Items listed in a dataset:
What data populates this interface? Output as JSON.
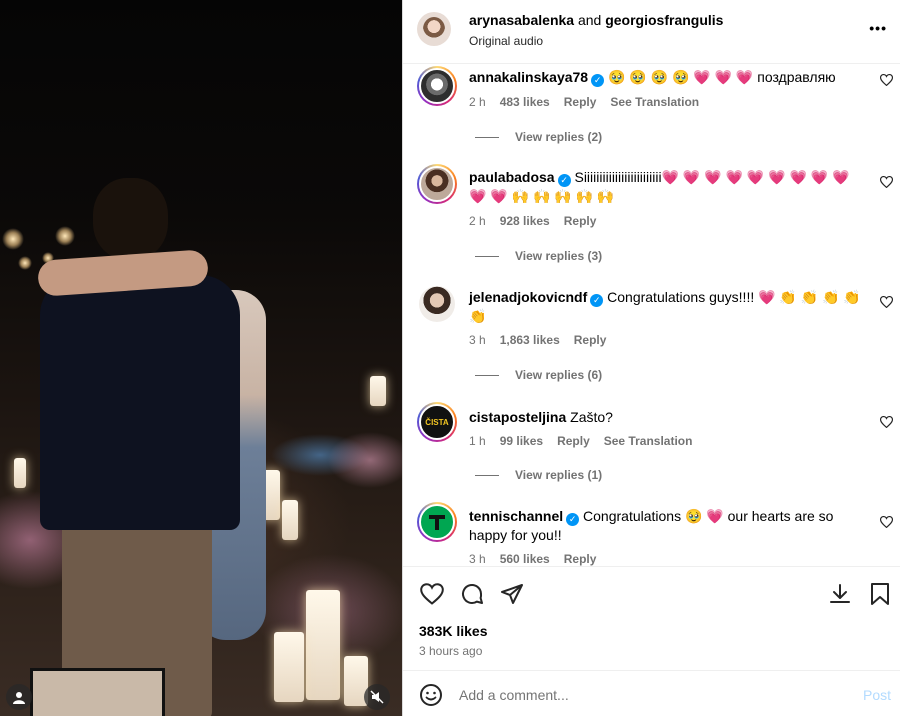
{
  "post": {
    "author1": "arynasabalenka",
    "and_text": "and",
    "author2": "georgiosfrangulis",
    "audio": "Original audio",
    "more": "•••"
  },
  "comments": [
    {
      "user": "annakalinskaya78",
      "verified": true,
      "text": "🥹 🥹 🥹 🥹 💗 💗 💗 поздравляю",
      "time": "2 h",
      "likes": "483 likes",
      "reply": "Reply",
      "translate": "See Translation",
      "view_replies": "View replies (2)"
    },
    {
      "user": "paulabadosa",
      "verified": true,
      "text": "Siiiiiiiiiiiiiiiiiiiiiiiii💗 💗 💗 💗 💗 💗 💗 💗 💗 💗 💗 🙌 🙌 🙌 🙌 🙌",
      "time": "2 h",
      "likes": "928 likes",
      "reply": "Reply",
      "view_replies": "View replies (3)"
    },
    {
      "user": "jelenadjokovicndf",
      "verified": true,
      "text": "Congratulations guys!!!! 💗 👏 👏 👏 👏 👏",
      "time": "3 h",
      "likes": "1,863 likes",
      "reply": "Reply",
      "view_replies": "View replies (6)"
    },
    {
      "user": "cistaposteljina",
      "verified": false,
      "text": "Zašto?",
      "time": "1 h",
      "likes": "99 likes",
      "reply": "Reply",
      "translate": "See Translation",
      "view_replies": "View replies (1)",
      "avatar_text": "ČISTA"
    },
    {
      "user": "tennischannel",
      "verified": true,
      "text": "Congratulations 🥹 💗 our hearts are so happy for you!!",
      "time": "3 h",
      "likes": "560 likes",
      "reply": "Reply"
    }
  ],
  "actions": {
    "likes": "383K likes",
    "time_ago": "3 hours ago"
  },
  "add_comment": {
    "placeholder": "Add a comment...",
    "post_label": "Post"
  },
  "icons": [
    "heart-icon",
    "comment-icon",
    "share-icon",
    "download-icon",
    "bookmark-icon",
    "emoji-icon",
    "mute-icon",
    "user-icon"
  ],
  "colors": {
    "link_blue": "#0095f6",
    "muted": "#737373",
    "verified": "#0095f6"
  }
}
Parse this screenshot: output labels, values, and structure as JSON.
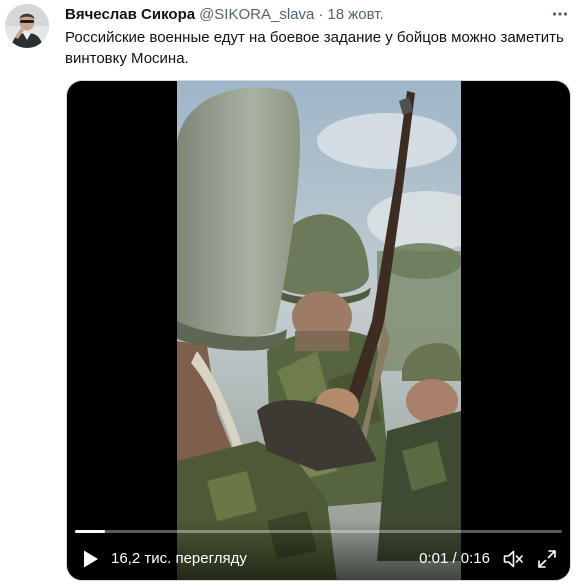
{
  "tweet": {
    "display_name": "Вячеслав Сикора",
    "handle": "@SIKORA_slava",
    "separator": "·",
    "time": "18 жовт.",
    "text": "Российские военные едут на боевое задание у бойцов можно заметить винтовку Мосина."
  },
  "video": {
    "views": "16,2 тис. перегляду",
    "timecode": "0:01 / 0:16",
    "progress": 0.0625
  },
  "icons": {
    "more": "more-icon",
    "play": "play-icon",
    "mute": "volume-muted-icon",
    "fullscreen": "fullscreen-icon"
  },
  "colors": {
    "text": "#0f1419",
    "secondary": "#536471",
    "media_background": "#000000",
    "control_text": "#ffffff"
  }
}
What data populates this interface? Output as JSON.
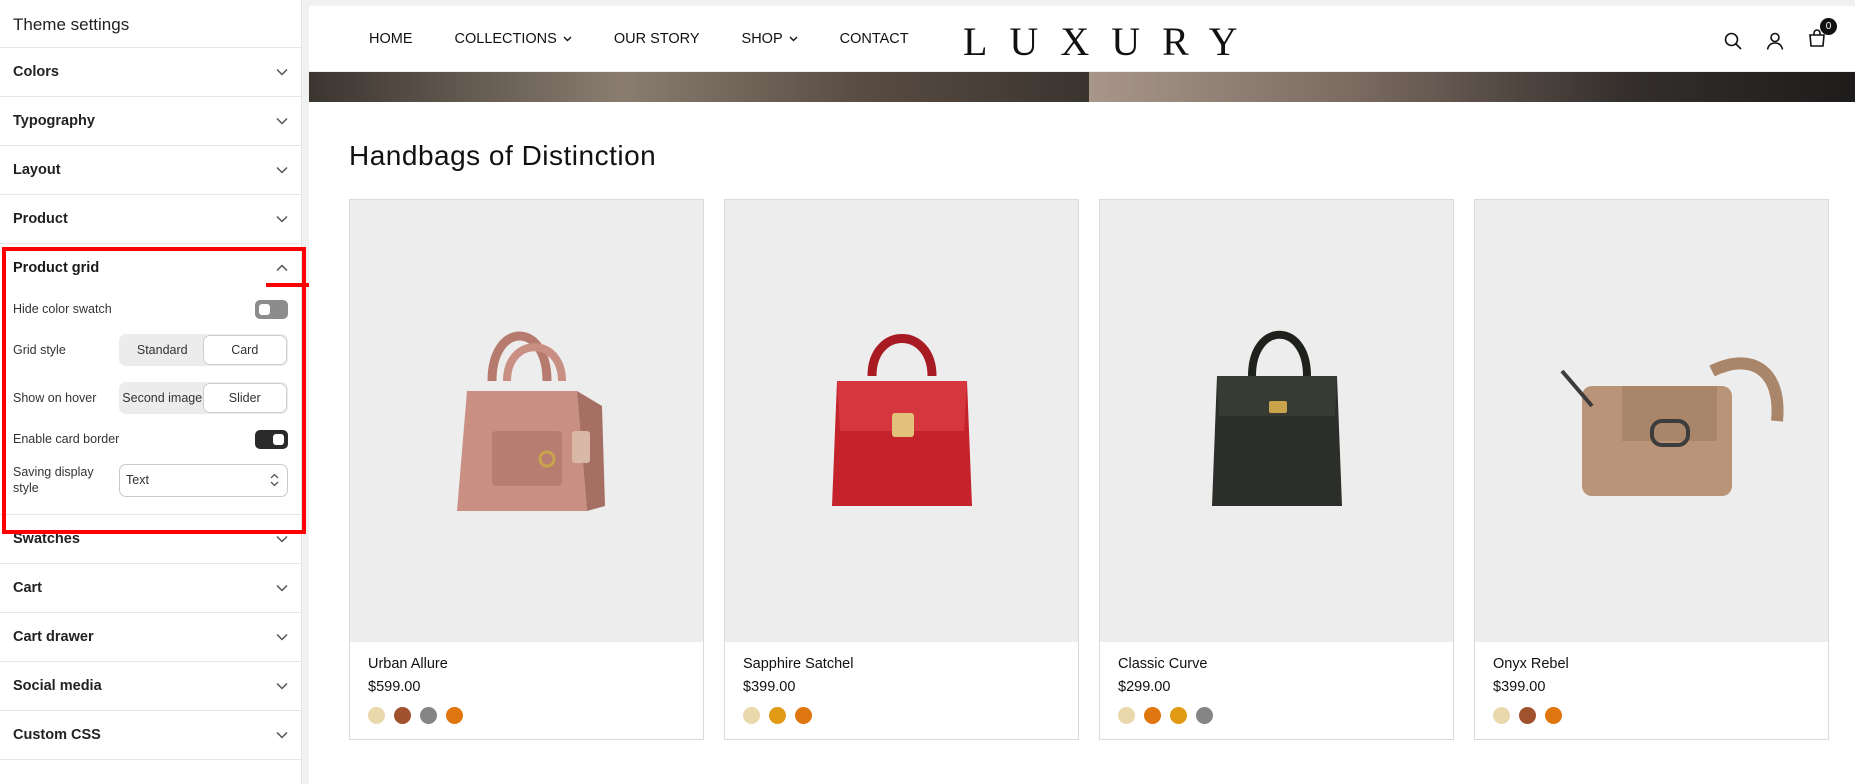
{
  "sidebar": {
    "title": "Theme settings",
    "top_sections": [
      "Colors",
      "Typography",
      "Layout",
      "Product"
    ],
    "product_grid": {
      "title": "Product grid",
      "hide_color_swatch": {
        "label": "Hide color swatch",
        "enabled": false
      },
      "grid_style": {
        "label": "Grid style",
        "options": [
          "Standard",
          "Card"
        ],
        "selected": "Card"
      },
      "show_on_hover": {
        "label": "Show on hover",
        "options": [
          "Second image",
          "Slider"
        ],
        "selected": "Slider"
      },
      "enable_card_border": {
        "label": "Enable card border",
        "enabled": true
      },
      "saving_display_style": {
        "label": "Saving display style",
        "value": "Text"
      }
    },
    "bottom_sections": [
      "Swatches",
      "Cart",
      "Cart drawer",
      "Social media",
      "Custom CSS"
    ]
  },
  "store": {
    "nav": [
      "HOME",
      "COLLECTIONS",
      "OUR STORY",
      "SHOP",
      "CONTACT"
    ],
    "logo": "LUXURY",
    "cart_count": "0"
  },
  "collection": {
    "title": "Handbags of Distinction",
    "products": [
      {
        "name": "Urban Allure",
        "price": "$599.00",
        "swatches": [
          "#ead8ad",
          "#a0522d",
          "#858585",
          "#e0760f"
        ],
        "bag_color": "#c98f82"
      },
      {
        "name": "Sapphire Satchel",
        "price": "$399.00",
        "swatches": [
          "#ead8ad",
          "#e09a14",
          "#e0760f"
        ],
        "bag_color": "#c4232c"
      },
      {
        "name": "Classic Curve",
        "price": "$299.00",
        "swatches": [
          "#ead8ad",
          "#e0760f",
          "#e09a14",
          "#858585"
        ],
        "bag_color": "#2c2e29"
      },
      {
        "name": "Onyx Rebel",
        "price": "$399.00",
        "swatches": [
          "#ead8ad",
          "#a0522d",
          "#e0760f"
        ],
        "bag_color": "#b99478"
      }
    ]
  }
}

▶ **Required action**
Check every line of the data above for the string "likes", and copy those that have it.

▶ **Result for this task**
      "likes": "483 likes",
      "likes": "928 likes",
      "likes": "1,863 likes",
      "likes": "99 likes",
      "likes": "560 likes",
    "likes": "383K likes",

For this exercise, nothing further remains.